Two months later, I had an escape plan. I wouldn't be trapped in that house with you anymore. I'd get out, by just any means necessary. Even living in a house with no appliances and no heat in the middle of winter. Living with you was terrible. Having no heat was better, for the time being.

Yet, still I tried to be your friend. I remember visiting you a few months later in your three-quarter house. We went to see a concert, and I was excited to have a night of clean fun with you and your friends. I was happy to bring people who you used to love to come see you. Maybe that was a mistake. Old habits die hard, I guess.

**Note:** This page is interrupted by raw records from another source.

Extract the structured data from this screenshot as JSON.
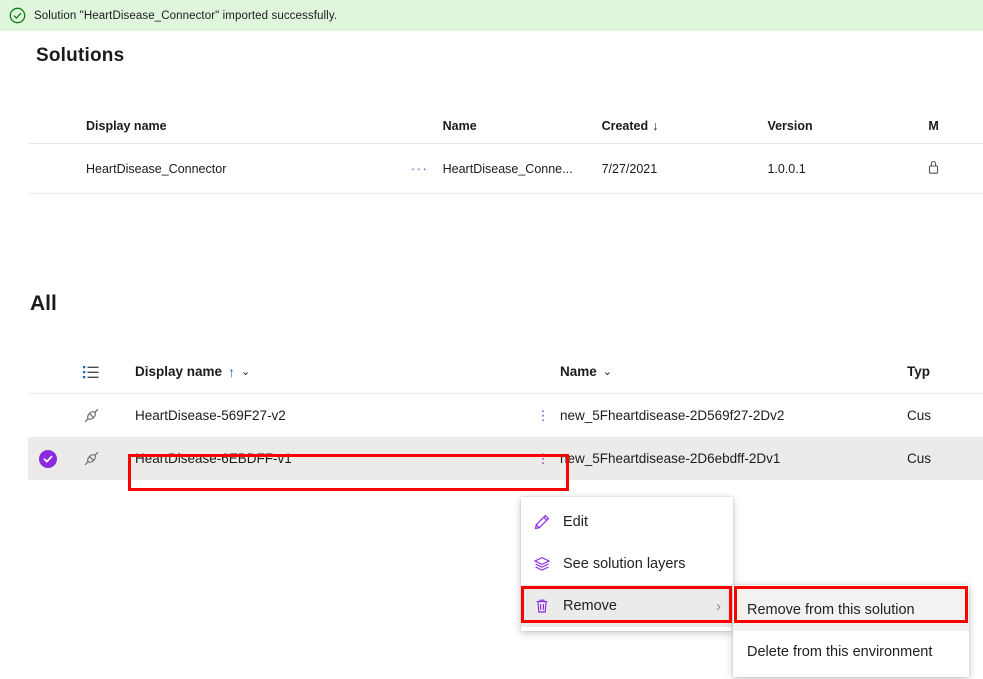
{
  "banner": {
    "icon": "check-circle-outline-icon",
    "message": "Solution \"HeartDisease_Connector\" imported successfully.",
    "background": "#dff6dd"
  },
  "page": {
    "title": "Solutions"
  },
  "solutions_table": {
    "columns": [
      "Display name",
      "Name",
      "Created",
      "Version",
      "M"
    ],
    "sort_indicator": "↓",
    "rows": [
      {
        "display_name": "HeartDisease_Connector",
        "overflow": "···",
        "name": "HeartDisease_Conne...",
        "created": "7/27/2021",
        "version": "1.0.0.1",
        "managed": ""
      }
    ]
  },
  "all_section": {
    "title": "All",
    "columns": {
      "sort_icon": "sort-list-icon",
      "display_name": "Display name",
      "display_sort": "↑",
      "display_chevron": "⌄",
      "name": "Name",
      "name_chevron": "⌄",
      "type": "Typ"
    },
    "rows": [
      {
        "selected": false,
        "pin_icon": "connector-icon",
        "display_name": "HeartDisease-569F27-v2",
        "kebab": "⋮",
        "name": "new_5Fheartdisease-2D569f27-2Dv2",
        "type": "Cus"
      },
      {
        "selected": true,
        "check_icon": "selected-check-icon",
        "pin_icon": "connector-icon",
        "display_name": "HeartDisease-6EBDFF-v1",
        "kebab": "⋮",
        "name": "new_5Fheartdisease-2D6ebdff-2Dv1",
        "type": "Cus"
      }
    ]
  },
  "context_menu": {
    "items": [
      {
        "icon": "pencil-icon",
        "label": "Edit",
        "submenu": false
      },
      {
        "icon": "layers-icon",
        "label": "See solution layers",
        "submenu": false
      },
      {
        "icon": "trash-icon",
        "label": "Remove",
        "submenu": true,
        "chevron": "›",
        "highlighted": true
      }
    ]
  },
  "context_submenu": {
    "items": [
      {
        "label": "Remove from this solution",
        "highlighted": true
      },
      {
        "label": "Delete from this environment",
        "highlighted": false
      }
    ]
  },
  "colors": {
    "accent_purple": "#8a2be2",
    "banner_green": "#dff6dd",
    "selected_row": "#edebe9",
    "annotation_red": "#ff0000",
    "sort_blue": "#0f6cbd"
  }
}
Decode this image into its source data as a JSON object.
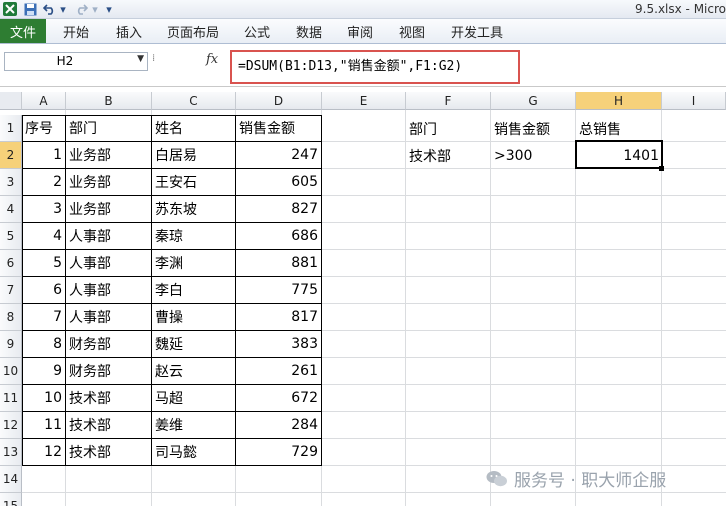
{
  "window": {
    "title": "9.5.xlsx - Micro"
  },
  "ribbon": {
    "file_tab": "文件",
    "tabs": [
      "开始",
      "插入",
      "页面布局",
      "公式",
      "数据",
      "审阅",
      "视图",
      "开发工具"
    ]
  },
  "formula_bar": {
    "name_box": "H2",
    "fx_label": "fx",
    "formula": "=DSUM(B1:D13,\"销售金额\",F1:G2)"
  },
  "columns": [
    "A",
    "B",
    "C",
    "D",
    "E",
    "F",
    "G",
    "H",
    "I"
  ],
  "rows": [
    "1",
    "2",
    "3",
    "4",
    "5",
    "6",
    "7",
    "8",
    "9",
    "10",
    "11",
    "12",
    "13",
    "14",
    "15"
  ],
  "table": {
    "headers": [
      "序号",
      "部门",
      "姓名",
      "销售金额"
    ],
    "rows": [
      [
        "1",
        "业务部",
        "白居易",
        "247"
      ],
      [
        "2",
        "业务部",
        "王安石",
        "605"
      ],
      [
        "3",
        "业务部",
        "苏东坡",
        "827"
      ],
      [
        "4",
        "人事部",
        "秦琼",
        "686"
      ],
      [
        "5",
        "人事部",
        "李渊",
        "881"
      ],
      [
        "6",
        "人事部",
        "李白",
        "775"
      ],
      [
        "7",
        "人事部",
        "曹操",
        "817"
      ],
      [
        "8",
        "财务部",
        "魏延",
        "383"
      ],
      [
        "9",
        "财务部",
        "赵云",
        "261"
      ],
      [
        "10",
        "技术部",
        "马超",
        "672"
      ],
      [
        "11",
        "技术部",
        "姜维",
        "284"
      ],
      [
        "12",
        "技术部",
        "司马懿",
        "729"
      ]
    ]
  },
  "criteria": {
    "header_f": "部门",
    "header_g": "销售金额",
    "header_h": "总销售",
    "value_f": "技术部",
    "value_g": ">300",
    "value_h": "1401"
  },
  "watermark": {
    "text": "服务号 · 职大师企服"
  },
  "colors": {
    "file_tab": "#2e7d32",
    "selected_header": "#f6d17a",
    "highlight_box": "#d9534f"
  }
}
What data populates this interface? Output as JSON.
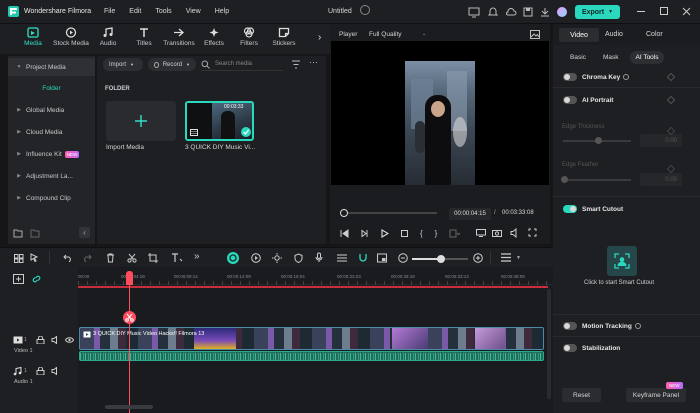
{
  "app": {
    "name": "Wondershare Filmora",
    "project": "Untitled",
    "export_label": "Export"
  },
  "menu": [
    "File",
    "Edit",
    "Tools",
    "View",
    "Help"
  ],
  "toolbar": [
    "Media",
    "Stock Media",
    "Audio",
    "Titles",
    "Transitions",
    "Effects",
    "Filters",
    "Stickers"
  ],
  "sidebar": {
    "items": [
      "Project Media",
      "Folder",
      "Global Media",
      "Cloud Media",
      "Influence Kit",
      "Adjustment La...",
      "Compound Clip"
    ],
    "new_badge": "NEW"
  },
  "media": {
    "import_label": "Import",
    "record_label": "Record",
    "search_placeholder": "Search media",
    "folder_label": "FOLDER",
    "import_media_label": "Import Media",
    "clip_name": "3 QUICK DIY Music Vi...",
    "clip_duration": "00:03:33"
  },
  "player": {
    "label": "Player",
    "quality": "Full Quality",
    "current": "00:00:04:15",
    "total": "00:03:33:08"
  },
  "right": {
    "tabs": [
      "Video",
      "Audio",
      "Color"
    ],
    "subtabs": [
      "Basic",
      "Mask",
      "AI Tools"
    ],
    "chroma": "Chroma Key",
    "ai_portrait": "AI Portrait",
    "edge_thickness": "Edge Thickness",
    "edge_feather": "Edge Feather",
    "zero1": "0.00",
    "zero2": "0.00",
    "smart_cutout": "Smart Cutout",
    "cutout_hint": "Click to start Smart Cutout",
    "motion": "Motion Tracking",
    "stabilization": "Stabilization",
    "reset": "Reset",
    "keyframe": "Keyframe Panel",
    "new_badge": "NEW"
  },
  "timeline": {
    "ticks": [
      "00:00",
      "00:00:04:19",
      "00:00:09:14",
      "00:00:14:09",
      "00:00:19:04",
      "00:00:23:23",
      "00:00:28:18",
      "00:00:33:13",
      "00:00:38:08"
    ],
    "video_track": "Video 1",
    "audio_track": "Audio 1",
    "clip_title": "3 QUICK DIY Music Video Hacks!! Filmora 13"
  },
  "colors": {
    "accent": "#2ad8bd",
    "playhead": "#ff4d5e",
    "video_clip": "#2b5c74",
    "audio_clip": "#1f6e5c"
  }
}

I know it's been hard for you. I've watched you go through withdrawal, and lied for you to family friends, hiding what was happening because everything was still so fresh. I've gone to meetings with you. I lived with you for a time during your recovery and I've seen you cycle through stages of determination and depression. I did everything I thought I could to distract you from your symptoms. You taught me guitar; we planned art projects; we did whatever we could do that didn't involve substances. It hurt to find out that you'd been sneaking liquor, beer, and heroin the entire time. I thought we were doing well, but then you kept nodding off. I guess you weren't ready. I needed you to be ready.

Katie and her brother as young siblings.
You know, I took a break from writing this to check on your Facebook page and see what you were doing. You have a new girlfriend. I hope she's good to you, and I hope you're good to her. That would be pretty new for you. You have a big heart, you love hard, but you get nasty when you don't get your way, and that isn't something that is easy to look past. In some ways, even though you're four years older than I am, you're still a child. It's like the addiction took hold and you stopped aging. You're still a 16-year-old boy. I see the mother of your child, also an addict, turning her life around, starting college and doing well, raising your beautiful daughter, and boy, is she doing a great job. That little girl is so smart. Your little girl. She looks so much like you, it hurts.

I know we don't talk, and I know it's my fault, but I hope you know it pleases me that you are proud of me. I'll admit, I try not to hear about you, but when I catch wind of you holding down a job for over a month, I feel pride too. I know what you're going through isn't easy, and it's hard for both of us not to want to be selfish. I'm sorry for being selfish. I think I'll come back to you, one day, when I feel less fragile.

For now, I'm glad I get to live my life for me. I'm glad I can succeed in college without distraction and without worrying about having a safe place to study when I get home. You had me captivated when we were young, and I did everything I could to be just like you, no matter how damaging it was. I miss you, but it's a good thing you have no hold on me anymore. I am my own person.

Still, it'd be a lie to say none of my actions are influenced by you. You taught me to be my own advocate with your unfailingly strong-willed demeanor. I use that now to help myself and others get what they need. Although our political views have gone in drastically different directions, I still owe my courage to you. I still use your strength, bravado, and generosity to help those who need a shoulder, a hand, or a voice. Now, I know I can do these things, and it's a good thing too, because I can't imagine doing any other kind of work. I will always strive to be a servant to the little guy, or a hand for the downtrodden.

I know it will help me find my way back to you.

Katie working at an LGBTQ event.